The first came while he was a student at South Dakota State University. In 2012, the Jackrabbits won the Summit League tournament and earned a trip to the NCAA tourney. Roberts and some friends packed into a van and made an 1,100-mile trek to Albuquerque, New Mexico, to watch their school take on a highly touted Baylor squad.

“I was in a fraternity, and I was always the life of the party and hyped up at sporting events,” Roberts recalled.

For South Dakota State’s game in the Big Dance, Roberts and three of his friends painted their chests to spell out “SDSU.”

“At that game, we were on ESPN, and we were trending on Twitter because the three friends I was with are very small and very skinny and I was the giant “U.” That was my first sporting event fame.”

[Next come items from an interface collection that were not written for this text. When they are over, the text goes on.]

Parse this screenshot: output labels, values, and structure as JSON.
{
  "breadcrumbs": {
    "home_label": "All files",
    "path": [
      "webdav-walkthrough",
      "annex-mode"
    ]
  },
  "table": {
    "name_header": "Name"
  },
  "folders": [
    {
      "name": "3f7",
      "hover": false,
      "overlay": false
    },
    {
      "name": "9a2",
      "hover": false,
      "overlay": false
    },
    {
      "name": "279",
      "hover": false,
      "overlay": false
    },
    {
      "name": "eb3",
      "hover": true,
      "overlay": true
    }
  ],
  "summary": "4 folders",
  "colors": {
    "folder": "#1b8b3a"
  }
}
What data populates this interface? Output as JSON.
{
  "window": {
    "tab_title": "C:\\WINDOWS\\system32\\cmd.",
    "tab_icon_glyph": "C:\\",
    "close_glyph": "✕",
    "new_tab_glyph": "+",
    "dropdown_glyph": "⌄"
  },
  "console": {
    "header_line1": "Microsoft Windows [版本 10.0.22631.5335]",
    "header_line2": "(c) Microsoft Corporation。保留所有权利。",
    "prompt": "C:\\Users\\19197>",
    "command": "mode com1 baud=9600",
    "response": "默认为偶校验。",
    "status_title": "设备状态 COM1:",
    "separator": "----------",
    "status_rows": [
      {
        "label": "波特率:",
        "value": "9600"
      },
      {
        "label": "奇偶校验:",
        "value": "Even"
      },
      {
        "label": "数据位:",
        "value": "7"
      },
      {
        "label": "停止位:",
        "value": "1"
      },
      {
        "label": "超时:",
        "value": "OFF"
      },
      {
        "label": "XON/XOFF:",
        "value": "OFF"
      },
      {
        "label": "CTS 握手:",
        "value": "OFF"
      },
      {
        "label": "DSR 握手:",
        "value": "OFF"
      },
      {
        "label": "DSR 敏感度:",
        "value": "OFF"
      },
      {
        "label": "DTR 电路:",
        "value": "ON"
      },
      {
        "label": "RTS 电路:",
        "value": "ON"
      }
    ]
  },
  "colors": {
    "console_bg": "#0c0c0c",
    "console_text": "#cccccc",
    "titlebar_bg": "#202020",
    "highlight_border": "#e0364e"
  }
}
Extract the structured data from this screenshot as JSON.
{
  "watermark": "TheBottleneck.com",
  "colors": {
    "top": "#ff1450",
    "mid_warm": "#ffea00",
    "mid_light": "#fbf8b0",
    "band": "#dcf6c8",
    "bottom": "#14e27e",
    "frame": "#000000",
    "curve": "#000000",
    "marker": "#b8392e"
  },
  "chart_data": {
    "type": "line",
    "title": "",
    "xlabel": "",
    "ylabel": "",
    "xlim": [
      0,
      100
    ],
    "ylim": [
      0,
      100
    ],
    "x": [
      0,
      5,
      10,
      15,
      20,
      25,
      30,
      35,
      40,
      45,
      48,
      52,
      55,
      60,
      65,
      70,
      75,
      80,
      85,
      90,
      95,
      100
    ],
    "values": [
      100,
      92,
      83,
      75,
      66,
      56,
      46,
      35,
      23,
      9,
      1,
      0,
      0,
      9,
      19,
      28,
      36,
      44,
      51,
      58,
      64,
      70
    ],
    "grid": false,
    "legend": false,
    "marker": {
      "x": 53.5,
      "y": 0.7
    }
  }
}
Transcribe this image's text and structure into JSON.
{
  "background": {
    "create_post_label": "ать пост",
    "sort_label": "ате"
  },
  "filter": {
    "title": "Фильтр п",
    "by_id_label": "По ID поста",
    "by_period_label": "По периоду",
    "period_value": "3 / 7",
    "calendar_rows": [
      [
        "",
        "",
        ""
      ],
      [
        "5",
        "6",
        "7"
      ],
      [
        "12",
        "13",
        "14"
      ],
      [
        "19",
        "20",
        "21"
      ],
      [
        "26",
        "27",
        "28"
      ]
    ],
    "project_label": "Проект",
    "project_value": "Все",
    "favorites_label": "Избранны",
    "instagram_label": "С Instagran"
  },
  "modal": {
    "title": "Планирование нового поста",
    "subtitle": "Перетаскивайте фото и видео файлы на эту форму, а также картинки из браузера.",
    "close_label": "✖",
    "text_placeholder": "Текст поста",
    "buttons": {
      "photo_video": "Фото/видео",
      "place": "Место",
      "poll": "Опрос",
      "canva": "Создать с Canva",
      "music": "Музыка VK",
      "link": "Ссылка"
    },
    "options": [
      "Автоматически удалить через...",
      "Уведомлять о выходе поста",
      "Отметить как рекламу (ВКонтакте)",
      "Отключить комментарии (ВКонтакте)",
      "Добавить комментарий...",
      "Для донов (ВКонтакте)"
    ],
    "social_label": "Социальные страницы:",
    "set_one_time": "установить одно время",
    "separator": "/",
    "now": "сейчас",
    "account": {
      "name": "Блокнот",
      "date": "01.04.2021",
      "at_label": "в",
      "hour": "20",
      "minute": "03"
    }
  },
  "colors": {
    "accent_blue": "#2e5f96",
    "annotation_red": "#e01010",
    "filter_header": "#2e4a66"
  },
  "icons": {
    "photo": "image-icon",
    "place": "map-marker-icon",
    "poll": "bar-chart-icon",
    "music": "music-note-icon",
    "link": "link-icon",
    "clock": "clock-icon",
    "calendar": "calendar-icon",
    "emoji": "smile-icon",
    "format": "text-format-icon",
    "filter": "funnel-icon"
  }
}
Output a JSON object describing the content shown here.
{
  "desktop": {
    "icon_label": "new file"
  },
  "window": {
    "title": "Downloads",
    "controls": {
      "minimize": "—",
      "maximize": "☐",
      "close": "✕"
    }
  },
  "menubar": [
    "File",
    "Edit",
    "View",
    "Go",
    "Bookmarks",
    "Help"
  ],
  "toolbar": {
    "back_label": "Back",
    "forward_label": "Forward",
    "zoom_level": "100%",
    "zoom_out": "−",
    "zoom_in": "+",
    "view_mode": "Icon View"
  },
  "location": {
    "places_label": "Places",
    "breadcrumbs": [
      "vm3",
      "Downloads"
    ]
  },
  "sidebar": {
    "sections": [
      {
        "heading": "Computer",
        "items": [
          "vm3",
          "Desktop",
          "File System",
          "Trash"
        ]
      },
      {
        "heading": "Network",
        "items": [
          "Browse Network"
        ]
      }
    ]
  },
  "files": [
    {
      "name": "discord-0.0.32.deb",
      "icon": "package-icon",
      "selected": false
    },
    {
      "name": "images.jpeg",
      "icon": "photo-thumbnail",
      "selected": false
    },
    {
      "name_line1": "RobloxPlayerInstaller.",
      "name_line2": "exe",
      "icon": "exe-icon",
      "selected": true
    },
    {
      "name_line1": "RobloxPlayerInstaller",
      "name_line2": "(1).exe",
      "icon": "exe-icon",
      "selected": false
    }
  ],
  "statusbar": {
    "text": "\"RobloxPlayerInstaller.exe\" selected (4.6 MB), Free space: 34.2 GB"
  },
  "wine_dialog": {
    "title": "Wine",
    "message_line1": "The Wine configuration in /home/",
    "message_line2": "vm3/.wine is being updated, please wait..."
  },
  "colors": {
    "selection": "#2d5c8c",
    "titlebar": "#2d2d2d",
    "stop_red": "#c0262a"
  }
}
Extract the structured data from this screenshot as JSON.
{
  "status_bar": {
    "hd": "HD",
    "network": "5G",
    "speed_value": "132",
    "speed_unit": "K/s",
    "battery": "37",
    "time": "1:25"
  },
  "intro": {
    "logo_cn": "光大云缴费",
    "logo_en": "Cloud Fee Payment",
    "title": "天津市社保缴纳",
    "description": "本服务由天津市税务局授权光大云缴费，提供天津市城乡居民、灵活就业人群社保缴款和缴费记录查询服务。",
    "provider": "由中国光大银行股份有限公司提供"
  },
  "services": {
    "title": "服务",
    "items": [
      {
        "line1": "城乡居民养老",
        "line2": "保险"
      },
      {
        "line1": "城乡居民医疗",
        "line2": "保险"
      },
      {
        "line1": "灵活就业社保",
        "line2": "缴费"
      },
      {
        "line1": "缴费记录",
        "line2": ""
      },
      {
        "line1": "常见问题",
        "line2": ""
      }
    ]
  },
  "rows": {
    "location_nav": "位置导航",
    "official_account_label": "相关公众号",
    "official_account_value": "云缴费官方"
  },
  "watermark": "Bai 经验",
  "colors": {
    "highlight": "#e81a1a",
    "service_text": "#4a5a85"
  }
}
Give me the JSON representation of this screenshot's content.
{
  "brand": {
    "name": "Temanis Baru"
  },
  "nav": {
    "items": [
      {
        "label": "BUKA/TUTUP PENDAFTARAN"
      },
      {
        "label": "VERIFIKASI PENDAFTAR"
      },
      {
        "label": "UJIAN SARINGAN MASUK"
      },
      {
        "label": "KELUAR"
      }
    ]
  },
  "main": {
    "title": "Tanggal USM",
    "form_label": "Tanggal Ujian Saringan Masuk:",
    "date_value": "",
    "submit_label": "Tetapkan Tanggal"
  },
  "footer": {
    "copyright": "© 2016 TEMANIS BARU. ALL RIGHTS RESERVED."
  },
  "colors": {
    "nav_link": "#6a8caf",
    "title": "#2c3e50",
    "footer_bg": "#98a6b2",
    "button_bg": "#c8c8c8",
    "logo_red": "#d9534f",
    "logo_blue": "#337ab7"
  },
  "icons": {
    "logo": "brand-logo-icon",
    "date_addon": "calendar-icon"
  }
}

Leading the South Dakota State team that year was Nate Wolters, an honorable mention All-American who would become a second-round draft pick of the Washington Wizards in the 2013 draft, the same year the Bucks took Antetokounmpo in the first round, a move that would change the fortunes of the franchise.

On the night of the draft, the Wizards traded Wolters to the Bucks, leaving Roberts excited that his South Dakota State classmate would be playing for his beloved hometown team.

Roberts made sure to attend Wolters’ first home in a Bucks uniform.

“I ran down and high-fived him and he said something like ‘Thank God. I’m so glad you didn’t show up in body paint this time,’” Roberts said.

As fun as the shirt-ripping phenomenon has been, it hasn’t been appreciated by everyone, Roberts has realized. When he shredded his shirt while attending a watch party inside Fiserv Forum when the Bucks were playing at Phoenix, Roberts said he encountered trouble with security personnel who escorted him out of the arena without ever offering an explanation. Fans loudly booed as Roberts was being led out.

But he said all is good, as far as he’s concerned, so he made light-hearted posts on social media about the incident.

“I didn’t want it to turn negative,” he said.

Roberts admits that he’s enjoying being part of the hype that has surrounded a Bucks team that’s on the verge of making history.

“I want the spotlight to be on the Bucks but it’s crazy how many people recognize me wherever I go,” he said.

At the same time, Roberts knows the clock is ticking on his “15 minutes of fame.”

“I asked my mom, who is the most supportive person, where on the 15-minute clock she thinks I am. Am I at three or four minutes or 13 or 14 minutes? She said, ‘Oh, you are definitely at 37 minutes.”

It’s all in fun, said Roberts, who hopes to be inside Fiserv Forum for Game 6 on Tuesday night, when the Bucks could clinch the NBA crown.

“I’m a nobody,” Roberts said. “I’m just a fan that did something that resonated with people.”

Will the Bucks secure a victory Tuesday night and defeat the Suns in six games?

“They have to, to fulfill the prophecy,” Roberts said.



Rich Rovito is a freelance writer for Milwaukee Magazine.